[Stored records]
<<<<

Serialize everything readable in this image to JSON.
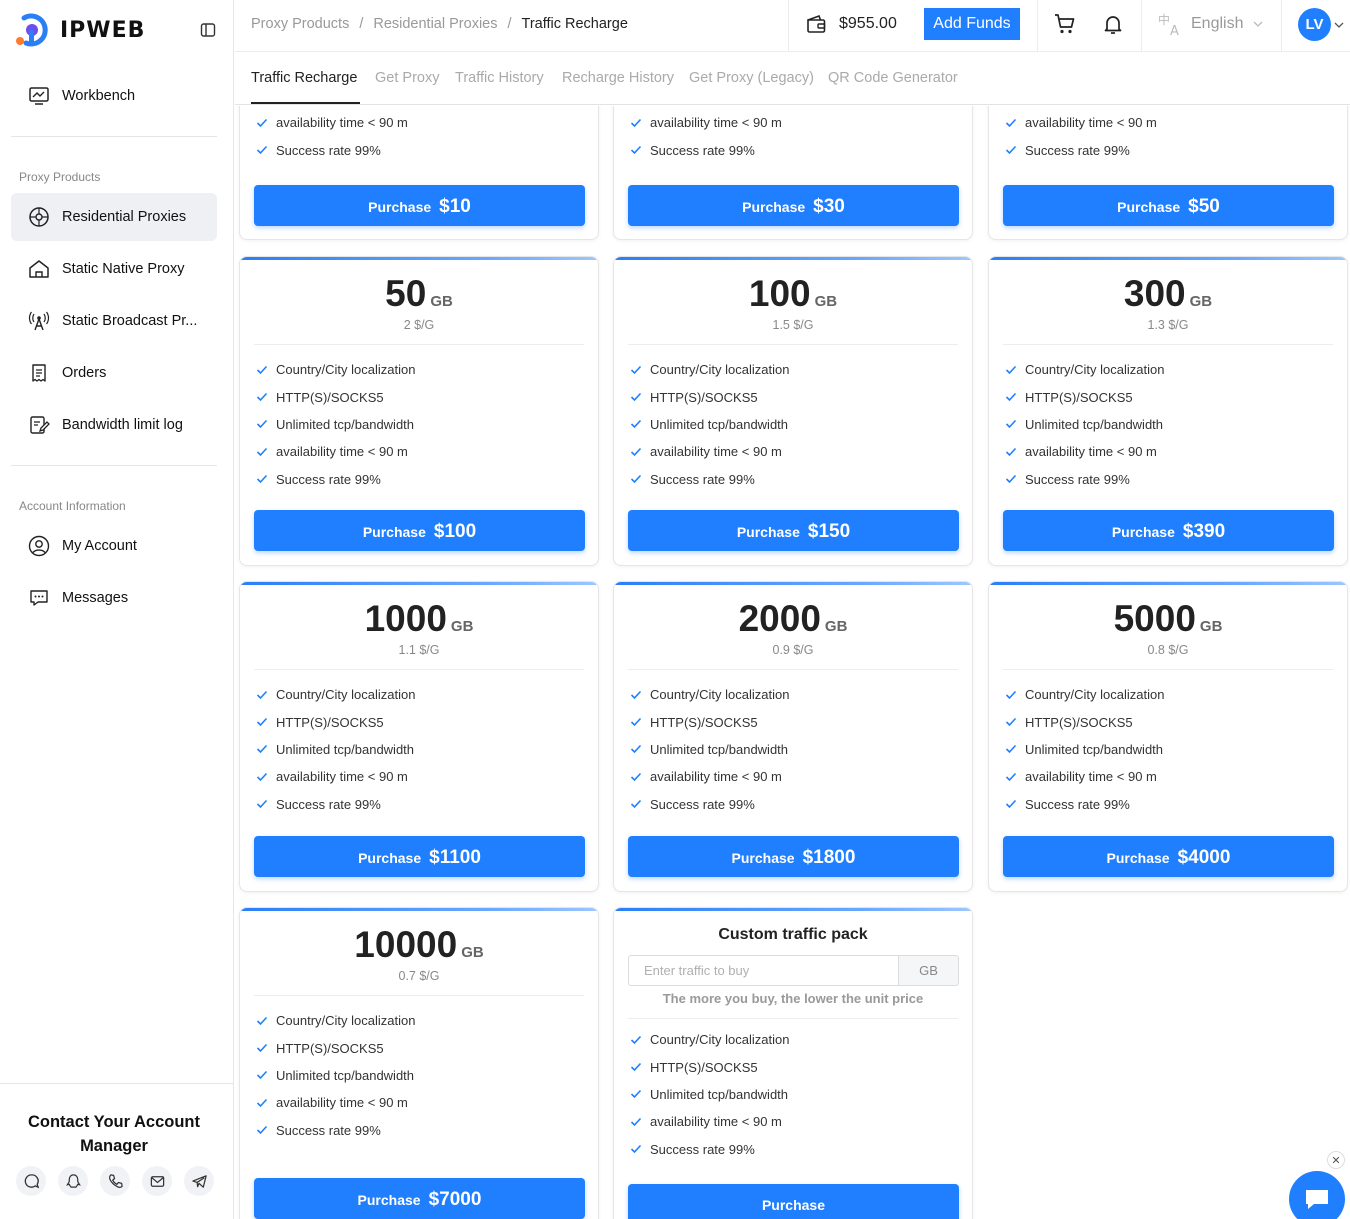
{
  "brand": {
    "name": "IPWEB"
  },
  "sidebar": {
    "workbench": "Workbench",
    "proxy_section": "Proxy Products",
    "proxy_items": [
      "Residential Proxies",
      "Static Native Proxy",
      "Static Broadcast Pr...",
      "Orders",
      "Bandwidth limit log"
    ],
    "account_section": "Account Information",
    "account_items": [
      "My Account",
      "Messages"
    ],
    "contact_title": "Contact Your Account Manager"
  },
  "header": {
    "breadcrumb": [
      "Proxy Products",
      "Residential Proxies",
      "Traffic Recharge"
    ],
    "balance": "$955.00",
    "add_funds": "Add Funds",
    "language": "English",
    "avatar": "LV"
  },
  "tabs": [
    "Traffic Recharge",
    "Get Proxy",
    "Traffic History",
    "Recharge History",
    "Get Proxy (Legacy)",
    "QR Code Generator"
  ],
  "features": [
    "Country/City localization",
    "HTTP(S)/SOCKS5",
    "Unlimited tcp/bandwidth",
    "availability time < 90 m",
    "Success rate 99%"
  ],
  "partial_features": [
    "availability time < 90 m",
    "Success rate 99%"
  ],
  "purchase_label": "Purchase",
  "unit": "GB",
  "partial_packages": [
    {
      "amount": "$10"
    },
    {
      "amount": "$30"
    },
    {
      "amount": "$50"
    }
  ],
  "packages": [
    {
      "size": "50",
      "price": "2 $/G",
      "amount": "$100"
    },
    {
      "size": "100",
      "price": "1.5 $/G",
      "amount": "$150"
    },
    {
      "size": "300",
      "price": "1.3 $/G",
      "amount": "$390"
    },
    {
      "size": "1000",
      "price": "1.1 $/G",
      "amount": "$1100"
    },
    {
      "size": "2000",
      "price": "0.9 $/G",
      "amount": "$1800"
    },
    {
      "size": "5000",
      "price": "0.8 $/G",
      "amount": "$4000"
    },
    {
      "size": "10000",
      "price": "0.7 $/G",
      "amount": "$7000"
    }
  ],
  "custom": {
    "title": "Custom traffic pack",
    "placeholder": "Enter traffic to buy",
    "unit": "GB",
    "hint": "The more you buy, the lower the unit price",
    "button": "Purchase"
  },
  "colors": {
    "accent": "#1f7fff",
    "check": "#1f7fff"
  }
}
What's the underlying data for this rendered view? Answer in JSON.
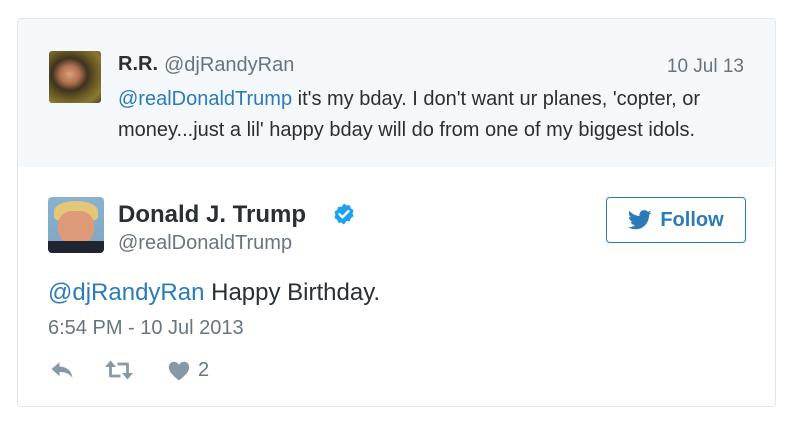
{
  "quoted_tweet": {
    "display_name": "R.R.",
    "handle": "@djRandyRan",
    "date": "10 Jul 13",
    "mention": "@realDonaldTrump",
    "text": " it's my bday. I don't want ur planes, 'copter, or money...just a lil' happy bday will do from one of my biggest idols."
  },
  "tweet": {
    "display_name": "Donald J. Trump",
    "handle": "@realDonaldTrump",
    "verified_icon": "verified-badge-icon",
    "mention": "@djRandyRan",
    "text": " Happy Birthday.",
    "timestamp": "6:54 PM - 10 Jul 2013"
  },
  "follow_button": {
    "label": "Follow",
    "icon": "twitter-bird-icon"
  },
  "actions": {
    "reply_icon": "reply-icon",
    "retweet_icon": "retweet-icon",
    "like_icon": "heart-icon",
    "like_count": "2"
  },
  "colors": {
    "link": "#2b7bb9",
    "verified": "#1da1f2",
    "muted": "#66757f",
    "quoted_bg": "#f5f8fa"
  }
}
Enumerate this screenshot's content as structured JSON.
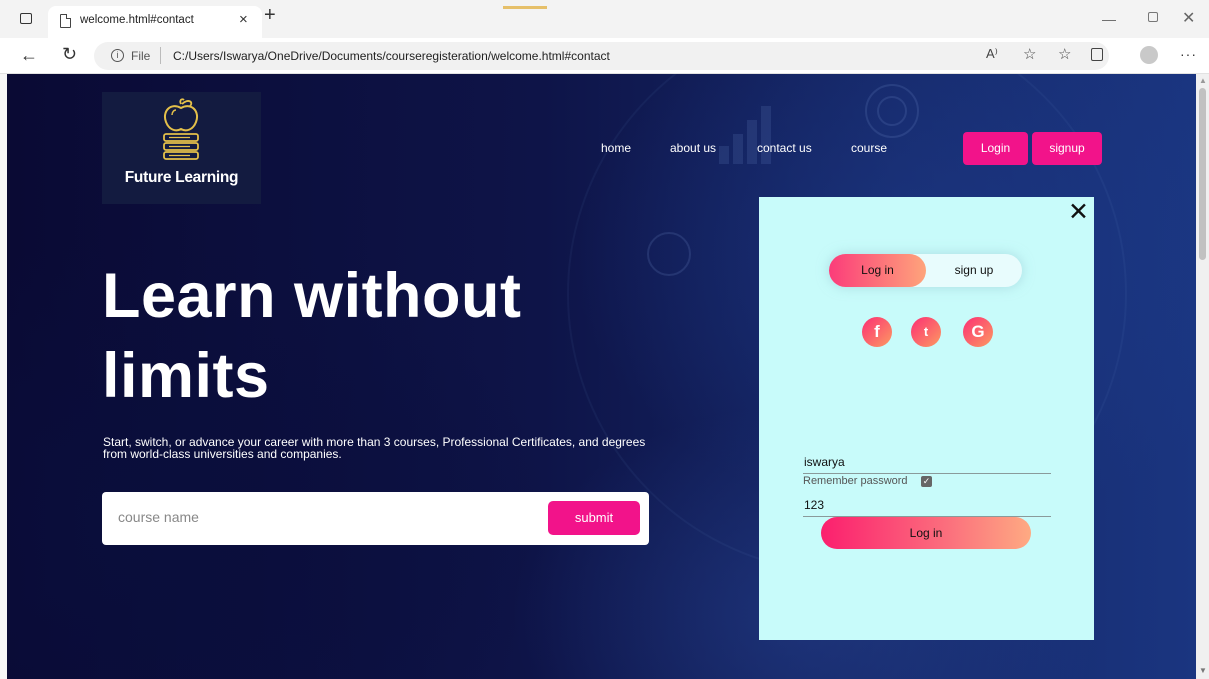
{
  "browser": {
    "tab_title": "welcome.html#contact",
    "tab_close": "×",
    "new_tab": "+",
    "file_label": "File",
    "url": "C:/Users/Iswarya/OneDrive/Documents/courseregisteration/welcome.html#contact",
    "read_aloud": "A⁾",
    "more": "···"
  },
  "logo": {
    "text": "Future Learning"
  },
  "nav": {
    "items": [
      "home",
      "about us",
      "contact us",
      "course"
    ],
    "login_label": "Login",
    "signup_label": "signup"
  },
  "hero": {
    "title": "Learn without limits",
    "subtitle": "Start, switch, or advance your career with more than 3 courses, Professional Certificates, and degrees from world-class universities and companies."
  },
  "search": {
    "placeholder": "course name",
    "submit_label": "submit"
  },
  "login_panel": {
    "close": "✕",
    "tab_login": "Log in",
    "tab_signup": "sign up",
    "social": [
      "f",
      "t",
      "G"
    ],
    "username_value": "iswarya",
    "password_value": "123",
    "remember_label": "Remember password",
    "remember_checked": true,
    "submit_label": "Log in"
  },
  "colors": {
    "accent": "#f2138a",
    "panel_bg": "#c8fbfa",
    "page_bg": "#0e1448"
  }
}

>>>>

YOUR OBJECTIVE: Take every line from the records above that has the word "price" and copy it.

FINAL ANSWER:
      "price": "2 $/G",
      "price": "1.5 $/G",
      "price": "1.3 $/G",
      "price": "1.1 $/G",
      "price": "0.9 $/G",
      "price": "0.8 $/G",
      "price": "0.7 $/G",
    "hint": "The more you buy, the lower the unit price",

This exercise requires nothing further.